__Problem requirements__. Search the data below for the word "Style" and copy each line that holds it.
═══ Data for the task ═══
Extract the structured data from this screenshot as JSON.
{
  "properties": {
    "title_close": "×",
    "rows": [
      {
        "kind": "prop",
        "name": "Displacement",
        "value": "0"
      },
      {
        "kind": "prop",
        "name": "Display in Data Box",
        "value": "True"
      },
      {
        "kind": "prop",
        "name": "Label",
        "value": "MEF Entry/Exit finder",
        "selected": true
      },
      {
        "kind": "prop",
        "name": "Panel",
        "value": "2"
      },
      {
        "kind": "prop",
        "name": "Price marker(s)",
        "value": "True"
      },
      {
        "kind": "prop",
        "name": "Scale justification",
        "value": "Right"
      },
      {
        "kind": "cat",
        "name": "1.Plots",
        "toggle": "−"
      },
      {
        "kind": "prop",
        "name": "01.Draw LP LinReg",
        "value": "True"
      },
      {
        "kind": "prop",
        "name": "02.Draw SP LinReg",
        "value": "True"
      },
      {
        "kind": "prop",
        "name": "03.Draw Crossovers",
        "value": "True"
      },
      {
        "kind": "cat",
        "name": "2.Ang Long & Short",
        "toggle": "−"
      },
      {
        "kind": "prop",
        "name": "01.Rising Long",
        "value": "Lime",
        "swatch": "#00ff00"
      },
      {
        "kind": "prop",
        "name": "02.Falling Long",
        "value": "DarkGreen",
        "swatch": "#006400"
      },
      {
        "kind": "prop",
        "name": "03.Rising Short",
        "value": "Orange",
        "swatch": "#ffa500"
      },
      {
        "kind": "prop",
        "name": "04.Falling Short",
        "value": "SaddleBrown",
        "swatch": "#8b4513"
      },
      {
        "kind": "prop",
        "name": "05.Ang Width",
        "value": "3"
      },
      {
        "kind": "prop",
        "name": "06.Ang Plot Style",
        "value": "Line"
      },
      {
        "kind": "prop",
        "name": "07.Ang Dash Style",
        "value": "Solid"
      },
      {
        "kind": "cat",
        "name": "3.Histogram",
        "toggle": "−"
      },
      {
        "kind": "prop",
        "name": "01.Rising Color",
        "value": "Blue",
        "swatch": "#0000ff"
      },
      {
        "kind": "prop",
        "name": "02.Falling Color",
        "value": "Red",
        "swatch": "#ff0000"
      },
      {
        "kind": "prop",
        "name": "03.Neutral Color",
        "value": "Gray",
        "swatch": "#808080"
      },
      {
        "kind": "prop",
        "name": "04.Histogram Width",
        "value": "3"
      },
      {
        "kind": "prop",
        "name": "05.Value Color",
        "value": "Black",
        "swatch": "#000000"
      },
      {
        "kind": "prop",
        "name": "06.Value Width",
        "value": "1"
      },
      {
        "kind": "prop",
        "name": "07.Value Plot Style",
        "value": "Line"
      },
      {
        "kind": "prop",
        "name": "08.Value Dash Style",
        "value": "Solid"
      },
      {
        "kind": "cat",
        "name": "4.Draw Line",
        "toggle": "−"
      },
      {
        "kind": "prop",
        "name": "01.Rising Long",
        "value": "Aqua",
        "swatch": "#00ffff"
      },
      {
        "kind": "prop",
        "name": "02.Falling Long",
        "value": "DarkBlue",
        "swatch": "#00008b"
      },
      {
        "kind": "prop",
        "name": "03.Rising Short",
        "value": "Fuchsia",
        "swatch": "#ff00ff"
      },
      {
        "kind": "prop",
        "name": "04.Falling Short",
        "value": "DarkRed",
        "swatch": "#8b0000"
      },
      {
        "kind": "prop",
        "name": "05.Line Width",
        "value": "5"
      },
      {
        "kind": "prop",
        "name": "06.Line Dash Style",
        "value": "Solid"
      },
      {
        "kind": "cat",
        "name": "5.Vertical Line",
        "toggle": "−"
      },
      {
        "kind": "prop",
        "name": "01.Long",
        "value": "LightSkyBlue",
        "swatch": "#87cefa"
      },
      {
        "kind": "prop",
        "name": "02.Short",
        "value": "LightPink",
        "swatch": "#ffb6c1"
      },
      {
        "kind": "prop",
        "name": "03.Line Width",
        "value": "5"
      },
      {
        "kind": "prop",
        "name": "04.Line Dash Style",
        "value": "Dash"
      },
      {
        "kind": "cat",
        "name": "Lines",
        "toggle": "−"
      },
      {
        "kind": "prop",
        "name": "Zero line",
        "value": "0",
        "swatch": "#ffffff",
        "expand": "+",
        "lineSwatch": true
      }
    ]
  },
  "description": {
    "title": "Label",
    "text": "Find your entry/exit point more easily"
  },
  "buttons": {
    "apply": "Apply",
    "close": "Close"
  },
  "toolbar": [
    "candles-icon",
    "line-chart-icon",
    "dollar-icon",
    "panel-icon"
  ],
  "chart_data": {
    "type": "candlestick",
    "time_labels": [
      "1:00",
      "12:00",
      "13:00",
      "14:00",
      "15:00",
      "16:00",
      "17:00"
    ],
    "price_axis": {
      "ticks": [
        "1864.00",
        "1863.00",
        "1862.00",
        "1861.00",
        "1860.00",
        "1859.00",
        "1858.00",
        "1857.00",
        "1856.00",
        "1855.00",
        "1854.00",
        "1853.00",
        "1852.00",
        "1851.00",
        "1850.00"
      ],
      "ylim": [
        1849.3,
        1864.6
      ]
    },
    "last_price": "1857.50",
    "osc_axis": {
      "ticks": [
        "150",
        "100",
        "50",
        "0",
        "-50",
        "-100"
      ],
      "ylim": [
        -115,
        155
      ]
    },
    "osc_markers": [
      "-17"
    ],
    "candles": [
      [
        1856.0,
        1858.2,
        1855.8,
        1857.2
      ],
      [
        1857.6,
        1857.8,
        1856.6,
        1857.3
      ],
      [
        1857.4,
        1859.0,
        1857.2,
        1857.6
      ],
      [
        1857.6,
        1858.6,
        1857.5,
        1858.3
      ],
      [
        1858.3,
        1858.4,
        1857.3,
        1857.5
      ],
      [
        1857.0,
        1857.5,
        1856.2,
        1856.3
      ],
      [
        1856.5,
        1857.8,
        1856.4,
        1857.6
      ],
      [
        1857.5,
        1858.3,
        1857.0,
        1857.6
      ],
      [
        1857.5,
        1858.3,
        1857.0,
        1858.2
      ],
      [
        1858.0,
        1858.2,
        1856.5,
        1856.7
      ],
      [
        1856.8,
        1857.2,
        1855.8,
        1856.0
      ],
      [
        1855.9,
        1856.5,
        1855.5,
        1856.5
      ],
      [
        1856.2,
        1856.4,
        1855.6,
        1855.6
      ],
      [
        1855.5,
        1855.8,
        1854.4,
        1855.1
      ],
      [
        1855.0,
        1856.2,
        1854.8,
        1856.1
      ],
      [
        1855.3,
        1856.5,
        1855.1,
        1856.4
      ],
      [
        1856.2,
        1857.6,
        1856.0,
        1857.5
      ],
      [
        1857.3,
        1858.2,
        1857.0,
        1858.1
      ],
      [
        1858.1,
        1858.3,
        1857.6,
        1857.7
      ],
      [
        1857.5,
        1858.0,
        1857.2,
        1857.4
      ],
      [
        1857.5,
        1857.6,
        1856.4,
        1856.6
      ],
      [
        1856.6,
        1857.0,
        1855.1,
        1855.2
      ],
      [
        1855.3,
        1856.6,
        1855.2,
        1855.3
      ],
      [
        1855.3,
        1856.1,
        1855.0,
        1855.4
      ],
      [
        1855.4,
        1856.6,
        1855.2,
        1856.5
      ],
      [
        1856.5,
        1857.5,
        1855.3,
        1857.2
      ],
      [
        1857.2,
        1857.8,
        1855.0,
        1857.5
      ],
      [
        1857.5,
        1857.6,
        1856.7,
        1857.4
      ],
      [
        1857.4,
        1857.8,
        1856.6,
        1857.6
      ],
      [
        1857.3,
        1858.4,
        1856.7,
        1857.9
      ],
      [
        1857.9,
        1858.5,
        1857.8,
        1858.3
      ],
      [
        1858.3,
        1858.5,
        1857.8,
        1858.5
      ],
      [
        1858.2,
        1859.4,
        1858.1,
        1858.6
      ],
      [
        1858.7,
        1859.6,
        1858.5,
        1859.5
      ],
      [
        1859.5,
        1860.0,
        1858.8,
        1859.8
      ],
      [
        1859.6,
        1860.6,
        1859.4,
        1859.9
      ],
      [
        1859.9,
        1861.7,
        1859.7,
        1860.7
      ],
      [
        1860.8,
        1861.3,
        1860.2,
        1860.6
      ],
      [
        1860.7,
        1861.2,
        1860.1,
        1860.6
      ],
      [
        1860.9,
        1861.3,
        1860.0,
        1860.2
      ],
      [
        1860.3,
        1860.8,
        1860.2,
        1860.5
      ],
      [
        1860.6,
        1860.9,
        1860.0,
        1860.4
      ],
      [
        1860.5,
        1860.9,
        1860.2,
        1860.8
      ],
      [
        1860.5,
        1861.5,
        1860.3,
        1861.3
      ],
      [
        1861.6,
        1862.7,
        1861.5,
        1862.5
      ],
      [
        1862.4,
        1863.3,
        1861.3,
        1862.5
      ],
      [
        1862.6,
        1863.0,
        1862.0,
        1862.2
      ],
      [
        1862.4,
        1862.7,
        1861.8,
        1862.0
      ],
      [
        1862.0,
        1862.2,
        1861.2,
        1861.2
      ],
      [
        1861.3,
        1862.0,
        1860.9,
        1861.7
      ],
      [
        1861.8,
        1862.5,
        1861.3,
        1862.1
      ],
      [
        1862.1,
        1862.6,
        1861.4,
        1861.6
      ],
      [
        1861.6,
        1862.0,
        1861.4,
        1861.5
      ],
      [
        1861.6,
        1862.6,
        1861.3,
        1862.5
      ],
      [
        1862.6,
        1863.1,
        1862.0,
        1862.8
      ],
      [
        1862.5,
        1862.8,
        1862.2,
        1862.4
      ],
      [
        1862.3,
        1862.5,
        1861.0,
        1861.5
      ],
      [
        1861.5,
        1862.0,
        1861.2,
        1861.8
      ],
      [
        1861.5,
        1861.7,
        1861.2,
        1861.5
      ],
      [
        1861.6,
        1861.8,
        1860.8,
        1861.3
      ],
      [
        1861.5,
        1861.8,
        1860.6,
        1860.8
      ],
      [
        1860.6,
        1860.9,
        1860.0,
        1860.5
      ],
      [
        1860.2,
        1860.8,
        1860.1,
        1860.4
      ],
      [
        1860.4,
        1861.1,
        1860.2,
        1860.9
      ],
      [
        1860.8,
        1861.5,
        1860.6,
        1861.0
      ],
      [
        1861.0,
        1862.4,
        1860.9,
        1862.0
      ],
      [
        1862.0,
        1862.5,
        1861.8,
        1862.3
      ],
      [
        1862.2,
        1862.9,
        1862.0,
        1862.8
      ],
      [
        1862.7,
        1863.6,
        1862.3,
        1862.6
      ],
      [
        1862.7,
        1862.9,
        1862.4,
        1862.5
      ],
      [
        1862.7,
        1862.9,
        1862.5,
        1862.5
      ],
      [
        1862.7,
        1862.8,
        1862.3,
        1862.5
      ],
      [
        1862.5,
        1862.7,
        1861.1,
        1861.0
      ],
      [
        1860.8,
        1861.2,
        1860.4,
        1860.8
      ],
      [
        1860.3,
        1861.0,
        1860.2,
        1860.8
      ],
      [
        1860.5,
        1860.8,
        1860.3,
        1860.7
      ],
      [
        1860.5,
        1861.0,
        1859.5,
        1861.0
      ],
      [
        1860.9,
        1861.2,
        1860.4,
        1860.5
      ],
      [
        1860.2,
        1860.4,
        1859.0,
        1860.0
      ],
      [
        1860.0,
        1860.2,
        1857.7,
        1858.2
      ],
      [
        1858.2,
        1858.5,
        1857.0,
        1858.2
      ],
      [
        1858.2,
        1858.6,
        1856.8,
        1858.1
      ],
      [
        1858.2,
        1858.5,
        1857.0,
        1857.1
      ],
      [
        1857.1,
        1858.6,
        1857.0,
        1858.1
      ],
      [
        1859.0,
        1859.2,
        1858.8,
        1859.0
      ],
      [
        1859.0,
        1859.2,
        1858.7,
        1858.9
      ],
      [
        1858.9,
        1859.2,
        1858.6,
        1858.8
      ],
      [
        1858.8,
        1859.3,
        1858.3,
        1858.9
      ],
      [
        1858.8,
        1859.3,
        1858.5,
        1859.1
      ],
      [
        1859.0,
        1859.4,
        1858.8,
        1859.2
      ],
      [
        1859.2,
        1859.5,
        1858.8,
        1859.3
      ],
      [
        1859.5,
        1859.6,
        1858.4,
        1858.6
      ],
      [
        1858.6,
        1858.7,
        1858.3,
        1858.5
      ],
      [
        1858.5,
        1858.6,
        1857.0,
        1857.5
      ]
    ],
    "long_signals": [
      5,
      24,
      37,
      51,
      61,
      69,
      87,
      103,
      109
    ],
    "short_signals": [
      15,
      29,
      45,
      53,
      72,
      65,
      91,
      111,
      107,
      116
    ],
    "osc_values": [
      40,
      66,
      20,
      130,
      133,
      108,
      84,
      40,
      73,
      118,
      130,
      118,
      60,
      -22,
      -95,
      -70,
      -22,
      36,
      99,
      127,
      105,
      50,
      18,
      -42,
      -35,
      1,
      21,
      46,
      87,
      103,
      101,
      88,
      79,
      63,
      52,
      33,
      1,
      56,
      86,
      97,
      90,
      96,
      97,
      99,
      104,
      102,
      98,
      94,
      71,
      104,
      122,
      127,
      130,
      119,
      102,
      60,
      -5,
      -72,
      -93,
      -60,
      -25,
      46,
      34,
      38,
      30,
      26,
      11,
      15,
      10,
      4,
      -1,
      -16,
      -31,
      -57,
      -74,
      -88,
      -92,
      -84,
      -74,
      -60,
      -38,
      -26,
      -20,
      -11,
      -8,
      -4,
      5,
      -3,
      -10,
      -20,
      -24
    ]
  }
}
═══
__Answer to the exercise__.
        "name": "06.Ang Plot Style",
        "name": "07.Ang Dash Style",
        "name": "07.Value Plot Style",
        "name": "08.Value Dash Style",
        "name": "06.Line Dash Style",
        "name": "04.Line Dash Style",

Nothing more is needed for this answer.